Debt Reorganisation


  • Types of debt reorganisation are: remortgage, secured loan, equity release, lifetime mortgage, unsecured consolidation loan, switching to a cheaper product(s) if eligible (e.g. interest free credit card periods)

  • Sometimes fees & increased interest to consider

  • Usually no write off

  • Can increase indebtedness

  • Usually extends the period of debt repayment

  • Sometimes secures unsecured debt, assets may be put at risk

  • Registered defaults may already affect credit rating

  • Borrowing may be at high end interest rates

  • Consolidation loans that are not fixed interest rates may be a risky debt strategy

  • Affordability calculations may restrict the amount of borrowing

  • Receiving expert financial advice is essential

  • Important to cancel all lines of credit once consolidation has been done

How it works

You apply to a lender for a loan to reorganise, or clear your debts. These loans are often advertised as ‘consolidation loans’. This means you swap some or all of your creditors for just one creditor. If you own your home, the lender will probably want to take a charge* on it.

If you're 55+, you may be eligible for a lifetime mortgage product which secures your borrowing plus interest on your property. Under these terms, you're not required to make repayments, the loan is repaid upon death or move into long-term care. You can make voluntary payments to reduce the debt.

You may be able to re-mortgage to extend borrowing & release capital to pay debts. This will depend on your income multiples, loan to value debt ratio, age & credit rating.

You should seek independent advice about whether any of the above products would be in your best interests. Money Advice Hub provides a list of trusted independent financial advisers. You should always shop around for the best deal but if you have a poor credit rating, you may not be able to get loans on the best terms.

A consolidation loan will only help if:

• it is used to pay some or all of your existing debts

• the repayments on the new loan are no more than those you are already making towards your existing debts, & you can afford to make them.

Otherwise, the new loan will add to your debt burden & make your problems worse. You will also need to look carefully at how long the loan will take to repay, what interest you are going to have to pay compared with what you are currently charged; and what charges or penalties there are, e.g. for late payments.

*Having a charge on your home means that if you don’t repay the debt, the creditor has a claim on the proceeds if the property is sold, and if you do not adhere to repayment terms agreed, your home could be at risk of repossession.


  • You will be making one monthly payment on one loan rather than many payments to different creditors

  • Your monthly payments may be lower, or at least should not be any higher

  • Enforcement will be stopped if you can borrow enough money to repay a priority debt

  • You may not have to pay any repayments if you are eligible for a lifetime mortgage product

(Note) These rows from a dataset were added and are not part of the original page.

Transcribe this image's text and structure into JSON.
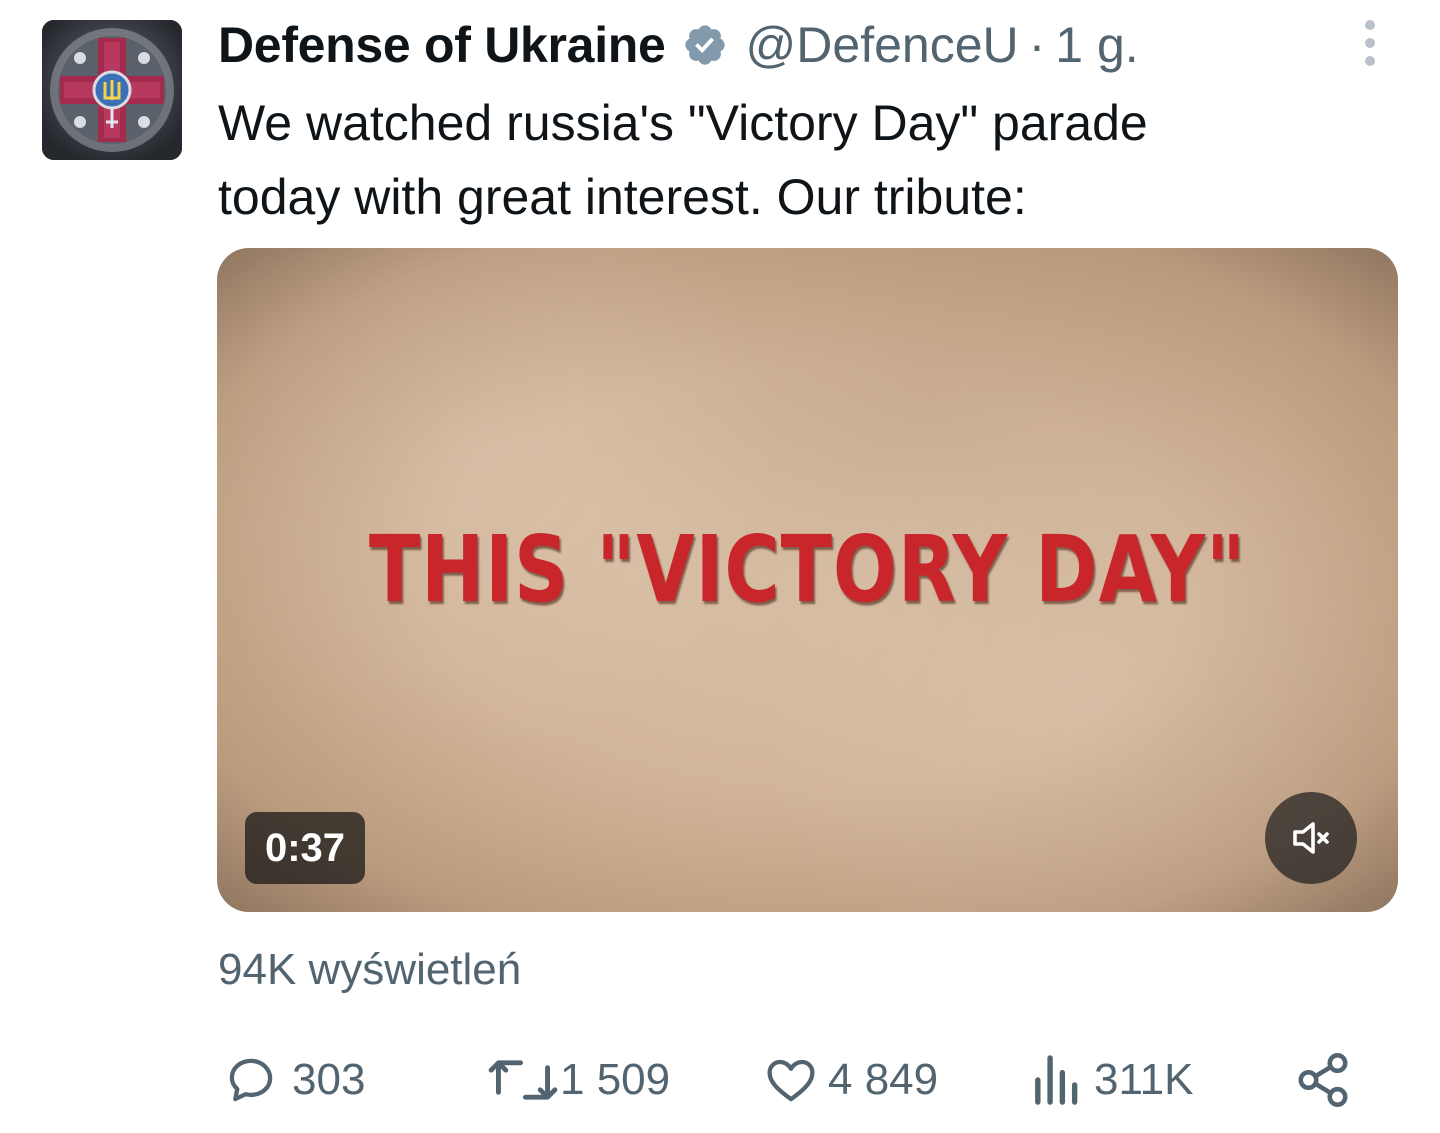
{
  "tweet": {
    "author_name": "Defense of Ukraine",
    "handle": "@DefenceU",
    "separator": "·",
    "time": "1 g.",
    "text_lines": [
      "We watched russia's \"Victory Day\" parade",
      "today with great interest. Our tribute:"
    ]
  },
  "media": {
    "title": "THIS \"VICTORY DAY\"",
    "duration": "0:37"
  },
  "views": {
    "label": "94K wyświetleń"
  },
  "actions": {
    "replies": "303",
    "retweets": "1 509",
    "likes": "4 849",
    "analytics": "311K"
  },
  "icons": {
    "verified": "verified-badge-icon",
    "more": "more-options-icon",
    "mute": "speaker-muted-icon",
    "reply": "reply-bubble-icon",
    "retweet": "retweet-icon",
    "like": "heart-icon",
    "analytics": "bar-chart-icon",
    "share": "share-icon"
  },
  "colors": {
    "text_primary": "#0f1419",
    "text_secondary": "#536471",
    "title_red": "#c8262b"
  }
}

  • If you choose a partial (voluntary) payment lifetime mortgage, this can replace an interest only mortgage. A credit check is not required, unlike a re-mortgage.

  • Consolidation may protect your credit rating if not already affected


  • You may have to pay fees for arranging the loan, these can be high. Always ask for full written details of all fees.

  • If you have a poor credit rating, you may not be able to get a loan or you may be offered poor terms and conditions, for example a high interest rate

  • If the loan is secured on your house or other asset, then it could be taken from you (repossessed) if you do not keep up the payments

  • Interest rates on secured loans are often not fixed, they often change over the loan period, making it difficult to work out what the total cost of the loan will be. You must check if the interest rate is fixed or variable.

  • Consolidation loans are often offered over a longer period of time than your original debts. This means that even if the interest seems reasonable, the length of time you have to repay it can increase the overall cost of the loan significantly, so you end up paying more.

  • If you don’t clear all your existing borrowing, the new loan is likely to make your debt problems worse and make it more difficult for you to make all your payments.

  • An increased re-mortgage may increase your mortgage payment & if the borrowing increases your loan to value ratio, you may not benefit from the lowest interest rate deals.